• Brief: Word for word, set down the entries that follow.

====

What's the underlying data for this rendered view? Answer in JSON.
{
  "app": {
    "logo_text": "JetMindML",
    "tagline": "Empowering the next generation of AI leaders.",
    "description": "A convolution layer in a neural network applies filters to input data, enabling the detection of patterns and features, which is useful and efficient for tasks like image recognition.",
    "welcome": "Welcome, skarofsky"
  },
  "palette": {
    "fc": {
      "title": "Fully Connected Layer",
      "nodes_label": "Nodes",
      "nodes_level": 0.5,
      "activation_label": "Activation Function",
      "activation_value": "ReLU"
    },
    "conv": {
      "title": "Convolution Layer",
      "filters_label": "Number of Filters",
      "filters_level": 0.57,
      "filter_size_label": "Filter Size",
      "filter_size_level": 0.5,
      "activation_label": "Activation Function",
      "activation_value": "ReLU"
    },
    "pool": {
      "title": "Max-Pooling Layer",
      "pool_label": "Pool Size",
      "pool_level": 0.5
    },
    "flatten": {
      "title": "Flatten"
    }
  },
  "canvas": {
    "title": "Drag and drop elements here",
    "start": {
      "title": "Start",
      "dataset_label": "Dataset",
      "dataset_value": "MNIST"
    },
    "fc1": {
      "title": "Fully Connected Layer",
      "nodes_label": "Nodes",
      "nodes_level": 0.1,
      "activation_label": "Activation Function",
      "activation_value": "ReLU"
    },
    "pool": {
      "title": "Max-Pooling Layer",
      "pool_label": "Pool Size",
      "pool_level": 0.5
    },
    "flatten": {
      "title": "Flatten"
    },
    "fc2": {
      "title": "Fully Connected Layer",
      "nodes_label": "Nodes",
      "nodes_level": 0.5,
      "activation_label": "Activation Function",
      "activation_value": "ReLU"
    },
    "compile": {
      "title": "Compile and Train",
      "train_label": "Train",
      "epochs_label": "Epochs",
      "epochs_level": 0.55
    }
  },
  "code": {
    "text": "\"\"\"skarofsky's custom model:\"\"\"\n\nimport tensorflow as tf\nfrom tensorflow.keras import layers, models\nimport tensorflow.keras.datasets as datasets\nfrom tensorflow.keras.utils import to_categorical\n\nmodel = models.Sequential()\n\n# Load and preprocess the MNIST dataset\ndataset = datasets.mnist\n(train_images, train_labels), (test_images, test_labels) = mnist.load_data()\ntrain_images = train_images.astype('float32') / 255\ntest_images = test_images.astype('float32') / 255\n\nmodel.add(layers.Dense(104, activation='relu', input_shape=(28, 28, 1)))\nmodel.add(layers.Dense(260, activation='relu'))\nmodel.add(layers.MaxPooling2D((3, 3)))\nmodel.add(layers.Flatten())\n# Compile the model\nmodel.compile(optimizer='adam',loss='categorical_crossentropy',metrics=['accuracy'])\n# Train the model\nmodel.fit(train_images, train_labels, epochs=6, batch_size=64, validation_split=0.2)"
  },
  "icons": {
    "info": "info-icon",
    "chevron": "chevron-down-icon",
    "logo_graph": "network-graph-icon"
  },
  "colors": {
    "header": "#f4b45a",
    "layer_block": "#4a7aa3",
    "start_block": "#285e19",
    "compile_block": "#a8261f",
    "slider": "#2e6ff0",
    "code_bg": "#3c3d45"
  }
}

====

• Exercise response:
What's the underlying data for this rendered view? Answer in JSON.
{
  "app": {
    "logo_text": "JetMindML",
    "tagline": "Empowering the next generation of AI leaders.",
    "description": "A convolution layer in a neural network applies filters to input data, enabling the detection of patterns and features, which is useful and efficient for tasks like image recognition.",
    "welcome": "Welcome, skarofsky"
  },
  "palette": {
    "fc": {
      "title": "Fully Connected Layer",
      "nodes_label": "Nodes",
      "nodes_level": 0.5,
      "activation_label": "Activation Function",
      "activation_value": "ReLU"
    },
    "conv": {
      "title": "Convolution Layer",
      "filters_label": "Number of Filters",
      "filters_level": 0.57,
      "filter_size_label": "Filter Size",
      "filter_size_level": 0.5,
      "activation_label": "Activation Function",
      "activation_value": "ReLU"
    },
    "pool": {
      "title": "Max-Pooling Layer",
      "pool_label": "Pool Size",
      "pool_level": 0.5
    },
    "flatten": {
      "title": "Flatten"
    }
  },
  "canvas": {
    "title": "Drag and drop elements here",
    "start": {
      "title": "Start",
      "dataset_label": "Dataset",
      "dataset_value": "MNIST"
    },
    "fc1": {
      "title": "Fully Connected Layer",
      "nodes_label": "Nodes",
      "nodes_level": 0.1,
      "activation_label": "Activation Function",
      "activation_value": "ReLU"
    },
    "pool": {
      "title": "Max-Pooling Layer",
      "pool_label": "Pool Size",
      "pool_level": 0.5
    },
    "flatten": {
      "title": "Flatten"
    },
    "fc2": {
      "title": "Fully Connected Layer",
      "nodes_label": "Nodes",
      "nodes_level": 0.5,
      "activation_label": "Activation Function",
      "activation_value": "ReLU"
    },
    "compile": {
      "title": "Compile and Train",
      "train_label": "Train",
      "epochs_label": "Epochs",
      "epochs_level": 0.55
    }
  },
  "code": {
    "text": "\"\"\"skarofsky's custom model:\"\"\"\n\nimport tensorflow as tf\nfrom tensorflow.keras import layers, models\nimport tensorflow.keras.datasets as datasets\nfrom tensorflow.keras.utils import to_categorical\n\nmodel = models.Sequential()\n\n# Load and preprocess the MNIST dataset\ndataset = datasets.mnist\n(train_images, train_labels), (test_images, test_labels) = mnist.load_data()\ntrain_images = train_images.astype('float32') / 255\ntest_images = test_images.astype('float32') / 255\n\nmodel.add(layers.Dense(104, activation='relu', input_shape=(28, 28, 1)))\nmodel.add(layers.Dense(260, activation='relu'))\nmodel.add(layers.MaxPooling2D((3, 3)))\nmodel.add(layers.Flatten())\n# Compile the model\nmodel.compile(optimizer='adam',loss='categorical_crossentropy',metrics=['accuracy'])\n# Train the model\nmodel.fit(train_images, train_labels, epochs=6, batch_size=64, validation_split=0.2)"
  },
  "icons": {
    "info": "info-icon",
    "chevron": "chevron-down-icon",
    "logo_graph": "network-graph-icon"
  },
  "colors": {
    "header": "#f4b45a",
    "layer_block": "#4a7aa3",
    "start_block": "#285e19",
    "compile_block": "#a8261f",
    "slider": "#2e6ff0",
    "code_bg": "#3c3d45"
  }
}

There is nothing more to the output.